Your instructions:
Keep only the lines that hold the string "Details", filtering out the rest of the entries below.

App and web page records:
•••••
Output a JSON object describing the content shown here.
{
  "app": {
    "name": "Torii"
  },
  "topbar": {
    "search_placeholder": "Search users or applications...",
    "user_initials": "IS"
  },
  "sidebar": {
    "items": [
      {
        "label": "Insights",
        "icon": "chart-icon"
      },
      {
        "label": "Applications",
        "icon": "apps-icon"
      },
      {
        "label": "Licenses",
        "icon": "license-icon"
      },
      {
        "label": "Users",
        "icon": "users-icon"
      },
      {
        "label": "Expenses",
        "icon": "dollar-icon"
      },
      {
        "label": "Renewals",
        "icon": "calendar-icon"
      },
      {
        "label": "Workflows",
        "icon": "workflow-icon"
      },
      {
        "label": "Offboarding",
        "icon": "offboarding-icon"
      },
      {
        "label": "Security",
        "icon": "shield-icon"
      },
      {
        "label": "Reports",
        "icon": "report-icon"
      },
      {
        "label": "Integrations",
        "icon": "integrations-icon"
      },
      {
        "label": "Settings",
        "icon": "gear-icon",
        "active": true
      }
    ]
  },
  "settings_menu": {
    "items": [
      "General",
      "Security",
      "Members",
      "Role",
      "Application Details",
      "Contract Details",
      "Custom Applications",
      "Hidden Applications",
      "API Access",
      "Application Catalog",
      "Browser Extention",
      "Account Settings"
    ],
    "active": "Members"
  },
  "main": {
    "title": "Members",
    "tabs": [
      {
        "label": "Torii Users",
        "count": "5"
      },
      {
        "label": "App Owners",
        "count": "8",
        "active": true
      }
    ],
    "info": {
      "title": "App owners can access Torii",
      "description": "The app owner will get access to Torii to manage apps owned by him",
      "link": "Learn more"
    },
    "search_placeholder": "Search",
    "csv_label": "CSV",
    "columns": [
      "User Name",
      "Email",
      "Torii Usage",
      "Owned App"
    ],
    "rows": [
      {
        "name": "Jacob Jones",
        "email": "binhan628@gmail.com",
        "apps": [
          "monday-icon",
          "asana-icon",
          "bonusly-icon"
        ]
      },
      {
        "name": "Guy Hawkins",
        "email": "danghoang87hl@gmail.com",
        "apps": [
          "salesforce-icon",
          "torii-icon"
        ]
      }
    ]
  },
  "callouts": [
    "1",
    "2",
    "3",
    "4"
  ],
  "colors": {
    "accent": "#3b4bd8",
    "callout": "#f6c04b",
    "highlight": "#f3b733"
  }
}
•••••
Exercise result:
      "Application Details",
      "Contract Details",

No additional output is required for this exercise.